The six platforms — comprising local and foreign players — are Alix Global, Ata Plus, Crowdonomic, Eureeca, PitchIN and Propellar Crowd+. These ECF operators are expected to launch their businesses by the end of this year. 

The SC is in the midst of drawing up a regulatory framework and guidelines to govern peer-to-peer (P2P) lending platforms. They are expected to be rolled out in the first quarter of 2016.

The framework for robo-advisers — online wealth management service providers that offer automated, algorithm-based portfolio management advice, which make human financial planners unnecessary — is also in the pipeline and will be introduced at a later date, the SC has said.

Next Bank operates in a similar vein as the SC-driven initiative Alliance of Fintech Community, which is aimed at getting all the fintech players on board to invigorate conversations and keep them abreast of the developments in the evolving landscape.

The global network, which spans six regions, launched a chapter here last month, hoping to complement parallel initiatives to create a community of financial services technology providers consisting of banks, investors, regulators and start-ups. Besides Lee, the other co-leads of Next Bank KL are Jason Lee and Wilson Beh. All three are banking industry professionals.

The chapter’s co-leads are supportive of the SC’s initiative to spearhead the industry. Having the regulator watch over the operations of fintech players drives the technology forward, out of grey areas, Jason says. “It creates a new market and opportunities for start-ups looking for formal funding.” 

“[The SC] would want to have at least a baseline, in terms of ensuring that fraud and money laundering do not happen, especially when it wants to open up this sector and allow innovation to come in. In that sense, we see a lot of opportunities coming forth in the near future, especially with regulators like ours being very open to innovation,” says Lee. 

According to consultancy firm Accenture, investment in fintech companies grew 201%, or US$12.21 billion, globally last year compared with 63% growth in overall venture-capital investments. While the US accounts for the lion’s share of the investment, 

Europe experienced the highest level of growth, with an increase of 215% year on year. 

In Asia-Pacific alone, investments skyrocketed from about US$880 million last year to nearly US$3.5 billion in the first nine months of this year. As for Malaysia, Next Bank KL says the opportunities are vast as more than 60% of the 30 million population is aged between 15 and 64. The country’s affluent population is large and growing at a compound annual growth rate of 10%.
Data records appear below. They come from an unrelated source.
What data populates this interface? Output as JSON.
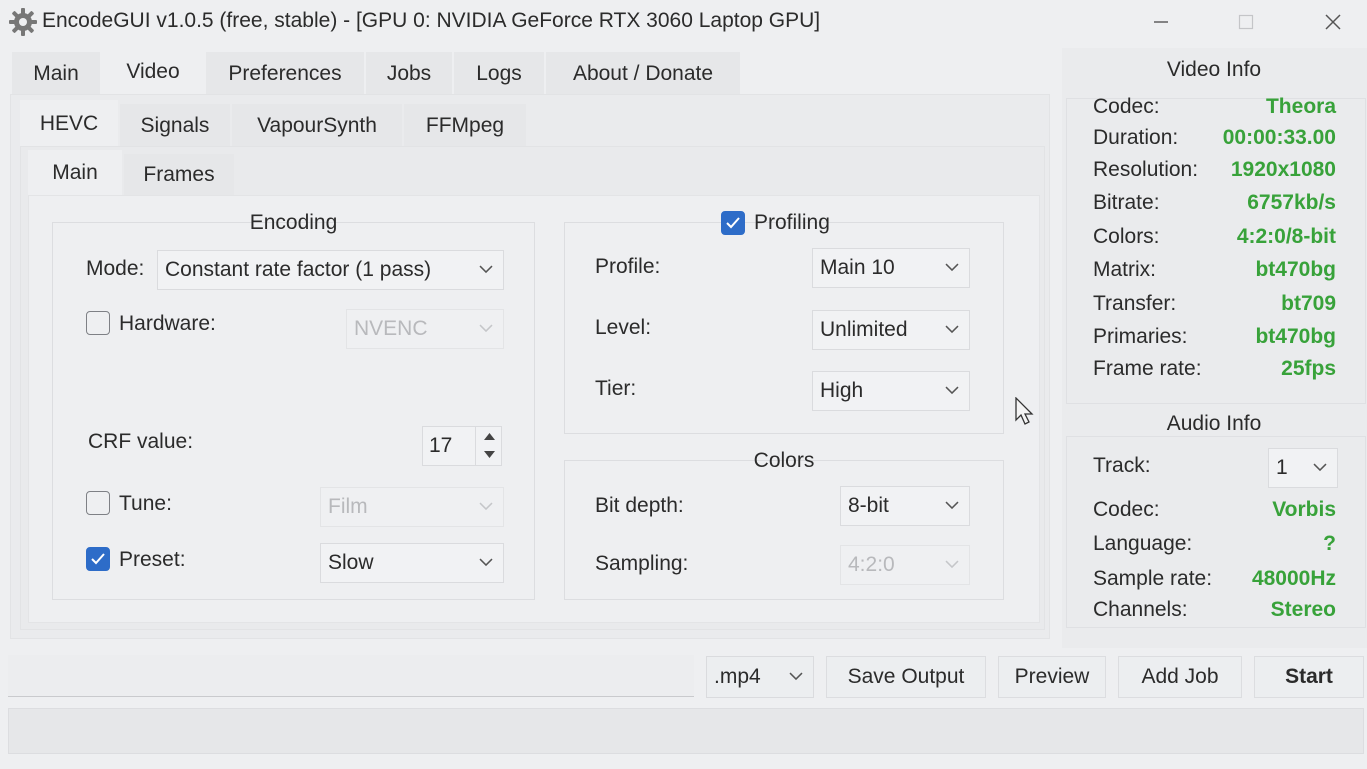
{
  "window": {
    "title": "EncodeGUI v1.0.5 (free, stable) - [GPU 0: NVIDIA GeForce RTX 3060 Laptop GPU]"
  },
  "main_tabs": [
    "Main",
    "Video",
    "Preferences",
    "Jobs",
    "Logs",
    "About / Donate"
  ],
  "codec_tabs": [
    "HEVC",
    "Signals",
    "VapourSynth",
    "FFMpeg"
  ],
  "sub_tabs": [
    "Main",
    "Frames"
  ],
  "encoding": {
    "title": "Encoding",
    "mode_label": "Mode:",
    "mode_value": "Constant rate factor (1 pass)",
    "hardware_label": "Hardware:",
    "hardware_checked": false,
    "hardware_value": "NVENC",
    "crf_label": "CRF value:",
    "crf_value": "17",
    "tune_label": "Tune:",
    "tune_checked": false,
    "tune_value": "Film",
    "preset_label": "Preset:",
    "preset_checked": true,
    "preset_value": "Slow"
  },
  "profiling": {
    "title": "Profiling",
    "checked": true,
    "profile_label": "Profile:",
    "profile_value": "Main 10",
    "level_label": "Level:",
    "level_value": "Unlimited",
    "tier_label": "Tier:",
    "tier_value": "High"
  },
  "colors": {
    "title": "Colors",
    "bit_depth_label": "Bit depth:",
    "bit_depth_value": "8-bit",
    "sampling_label": "Sampling:",
    "sampling_value": "4:2:0"
  },
  "video_info": {
    "title": "Video Info",
    "rows": [
      {
        "label": "Codec:",
        "value": "Theora"
      },
      {
        "label": "Duration:",
        "value": "00:00:33.00"
      },
      {
        "label": "Resolution:",
        "value": "1920x1080"
      },
      {
        "label": "Bitrate:",
        "value": "6757kb/s"
      },
      {
        "label": "Colors:",
        "value": "4:2:0/8-bit"
      },
      {
        "label": "Matrix:",
        "value": "bt470bg"
      },
      {
        "label": "Transfer:",
        "value": "bt709"
      },
      {
        "label": "Primaries:",
        "value": "bt470bg"
      },
      {
        "label": "Frame rate:",
        "value": "25fps"
      }
    ]
  },
  "audio_info": {
    "title": "Audio Info",
    "track_label": "Track:",
    "track_value": "1",
    "rows": [
      {
        "label": "Codec:",
        "value": "Vorbis"
      },
      {
        "label": "Language:",
        "value": "?"
      },
      {
        "label": "Sample rate:",
        "value": "48000Hz"
      },
      {
        "label": "Channels:",
        "value": "Stereo"
      }
    ]
  },
  "bottom": {
    "output_path": "",
    "extension": ".mp4",
    "save_output": "Save Output",
    "preview": "Preview",
    "add_job": "Add Job",
    "start": "Start"
  },
  "status_bar": "",
  "colors_theme": {
    "info_value": "#38a23a",
    "checkbox_accent": "#2d6cc8",
    "background": "#eeeff1"
  }
}
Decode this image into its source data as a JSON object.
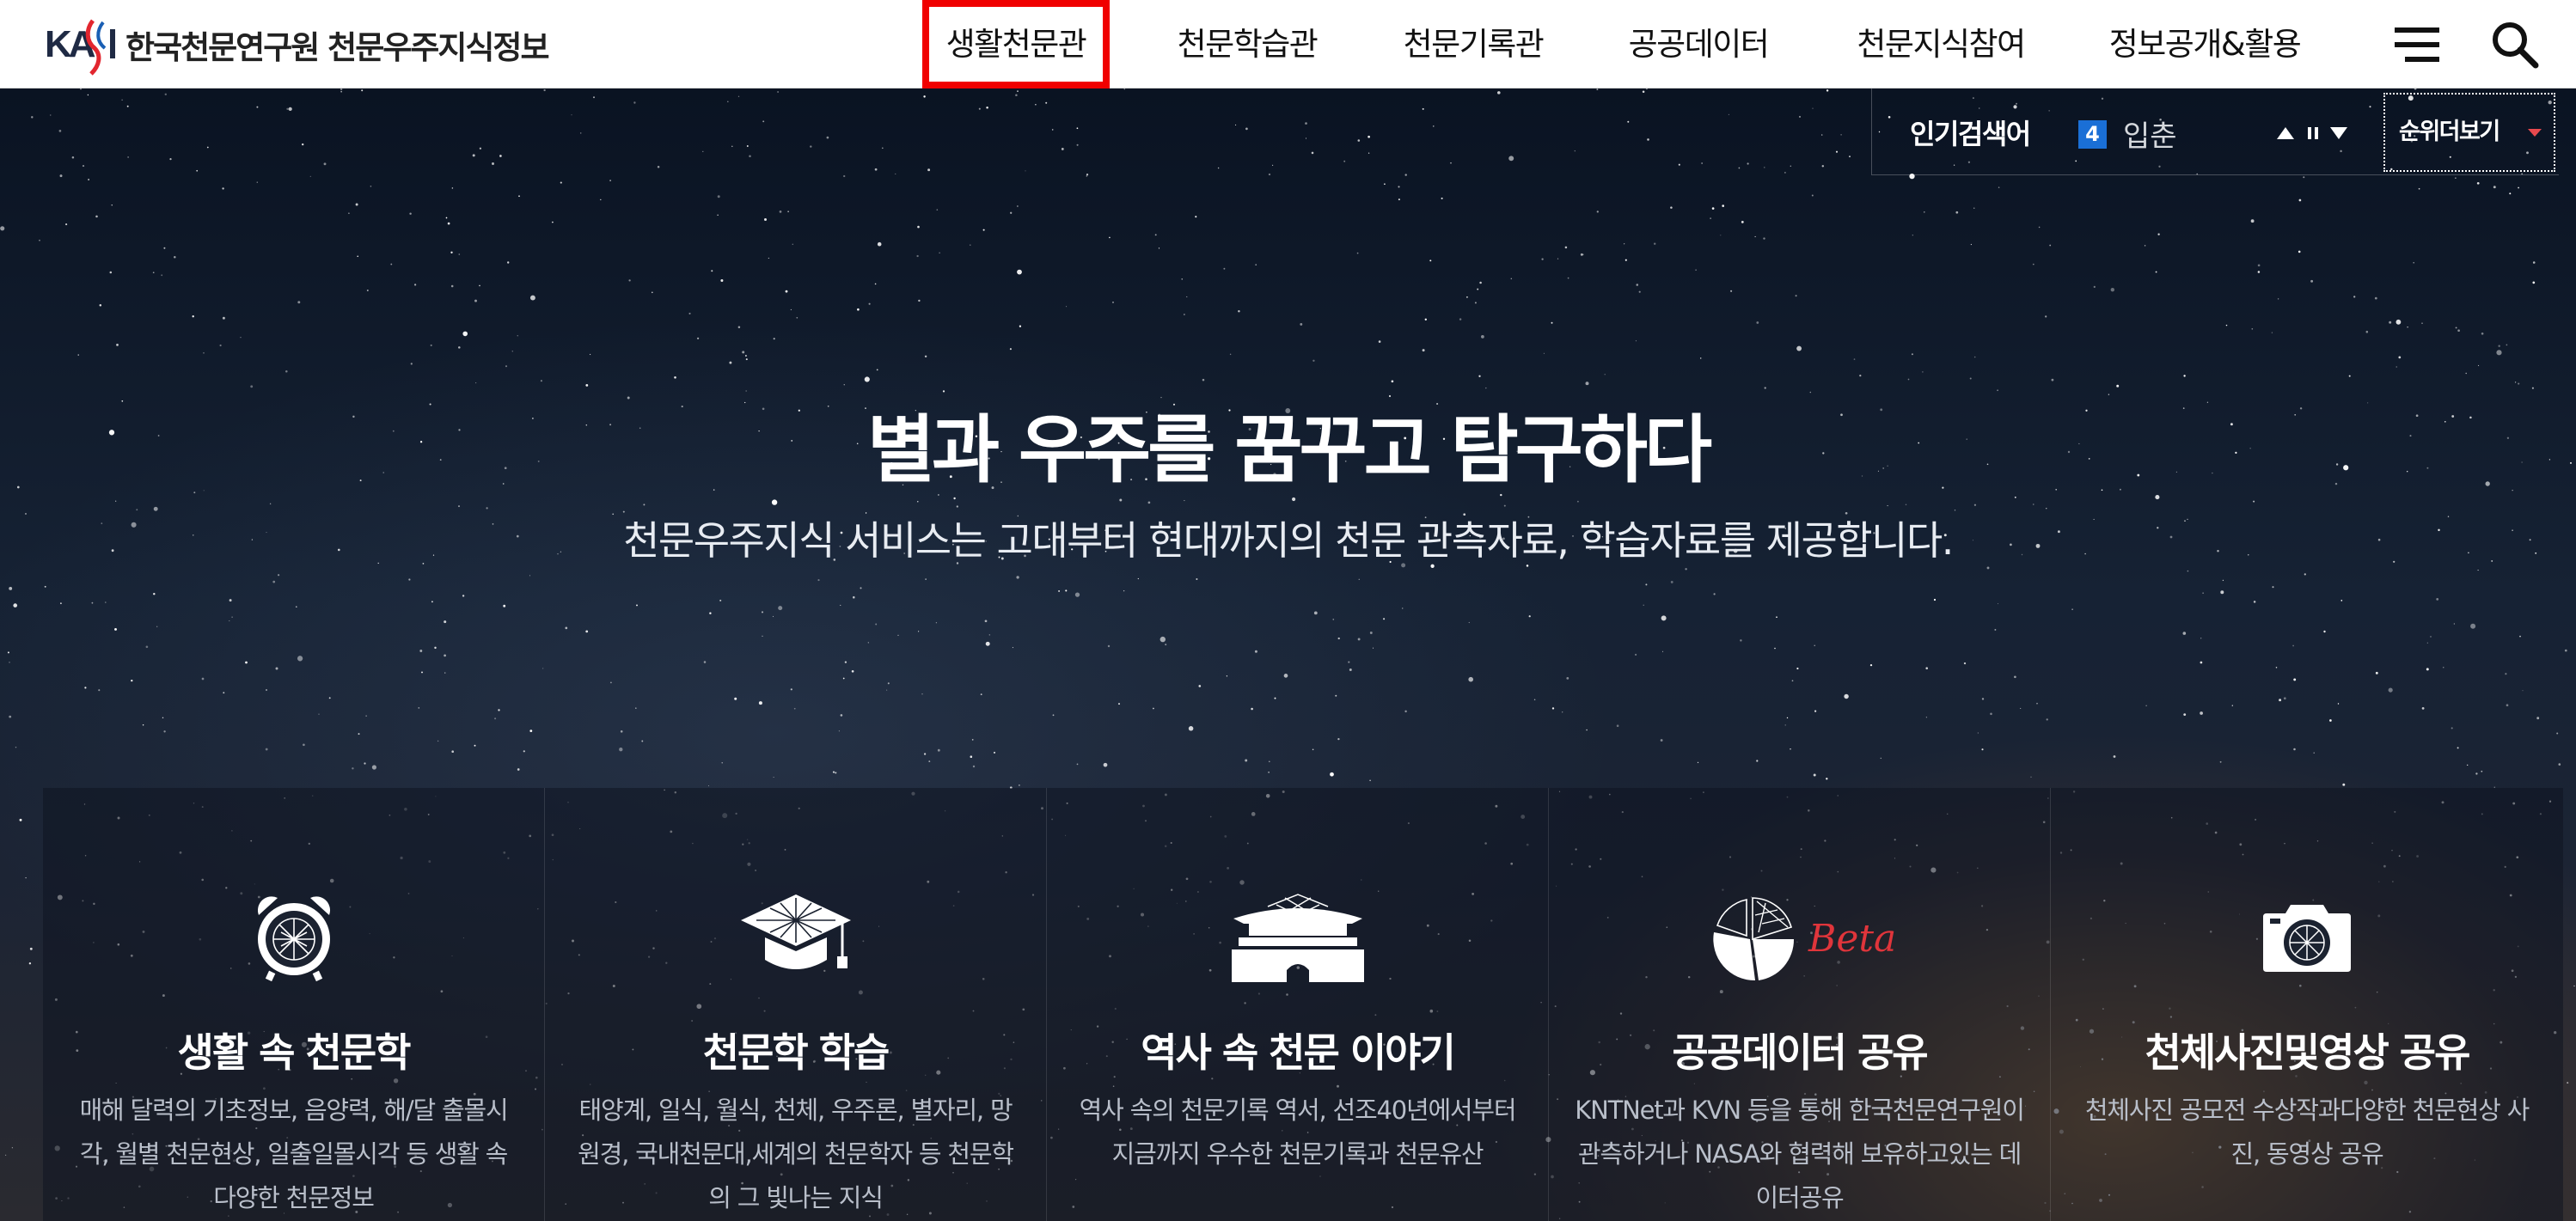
{
  "header": {
    "logo_text": "한국천문연구원 천문우주지식정보",
    "nav": [
      "생활천문관",
      "천문학습관",
      "천문기록관",
      "공공데이터",
      "천문지식참여",
      "정보공개&활용"
    ],
    "active_nav_index": 0,
    "menu_icon": "hamburger-menu-icon",
    "search_icon": "search-icon",
    "active_outline_color": "#f00000"
  },
  "hero": {
    "title": "별과 우주를 꿈꾸고 탐구하다",
    "subtitle": "천문우주지식 서비스는 고대부터 현대까지의 천문 관측자료, 학습자료를 제공합니다."
  },
  "popular_search": {
    "label": "인기검색어",
    "rank": "4",
    "term": "입춘",
    "more_label": "순위더보기",
    "rank_color": "#1a6fd6"
  },
  "cards": [
    {
      "icon": "alarm-clock-icon",
      "title": "생활 속 천문학",
      "desc": "매해 달력의 기초정보, 음양력, 해/달 출몰시각, 월별 천문현상, 일출일몰시각 등 생활 속 다양한 천문정보"
    },
    {
      "icon": "graduation-cap-icon",
      "title": "천문학 학습",
      "desc": "태양계, 일식, 월식, 천체, 우주론, 별자리, 망원경, 국내천문대,세계의 천문학자 등 천문학의 그 빛나는 지식"
    },
    {
      "icon": "palace-gate-icon",
      "title": "역사 속 천문 이야기",
      "desc": "역사 속의 천문기록 역서, 선조40년에서부터 지금까지 우수한 천문기록과 천문유산"
    },
    {
      "icon": "pie-chart-icon",
      "title": "공공데이터 공유",
      "badge": "Beta",
      "desc": "KNTNet과 KVN 등을 통해 한국천문연구원이 관측하거나 NASA와 협력해 보유하고있는 데이터공유"
    },
    {
      "icon": "camera-icon",
      "title": "천체사진및영상 공유",
      "desc": "천체사진 공모전 수상작과다양한 천문현상 사진, 동영상 공유"
    }
  ]
}
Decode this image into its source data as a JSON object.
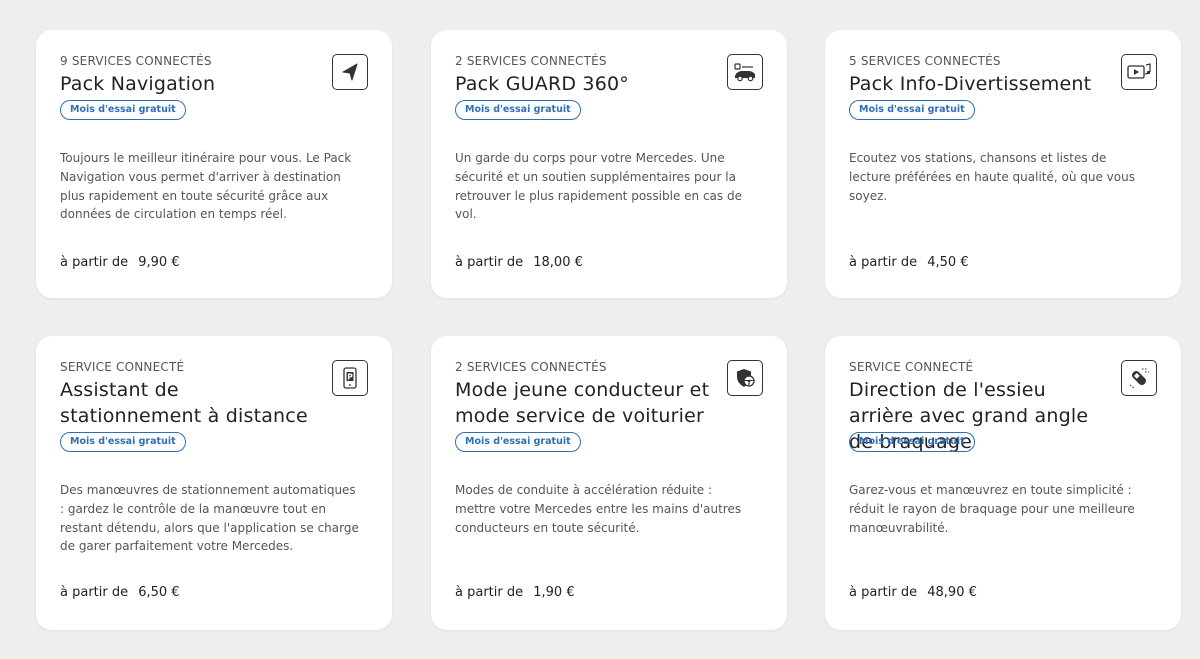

The opening up of the fintech sector also encourages financial literacy. The World Bank, in a report released in April, estimated that about 81% of the Malaysian population has access to bank deposit accounts. However, such prudence does not translate into better financial preparation for income shock, notes Bank Negara Malaysia.

In such circumstances, the services provided by fintech entrepreneurs could bridge the gap as the entry point for investors is relatively low, says Beh. “Previously in the banking industry, if you want to invest in something, there are only a couple of ways. First, you must be a high-net-worth individual. If you want to invest in bonds, the smallest ticket size is RM5 million. And if you want to invest in an IPO, you either have to come from an institution or wait for the retail tickets. So what happens to those who want to invest in small ideas?

“For now, angel and venture capitalists do it because they are from that side of the business. But what about the general public who have cash to spare? These platforms open up a different ball game and the space for investors, who are aware of personal wealth development, to invest in great businesses and ideas. And the beauty of that is that they can select the business ideas that appeal to them.”

Commercial banks have been proactively leveraging alternative delivery channels such as mobile phone banking and mobile units to increase outreach efficiency while keeping transaction costs low, as Malaysia has a 140% mobile penetration rate.

“We foresee that with the use of smartphones, the availability of the internet can actually help to tap into these segments, which require banking services but have yet to come on board through conventional means,” says Beh.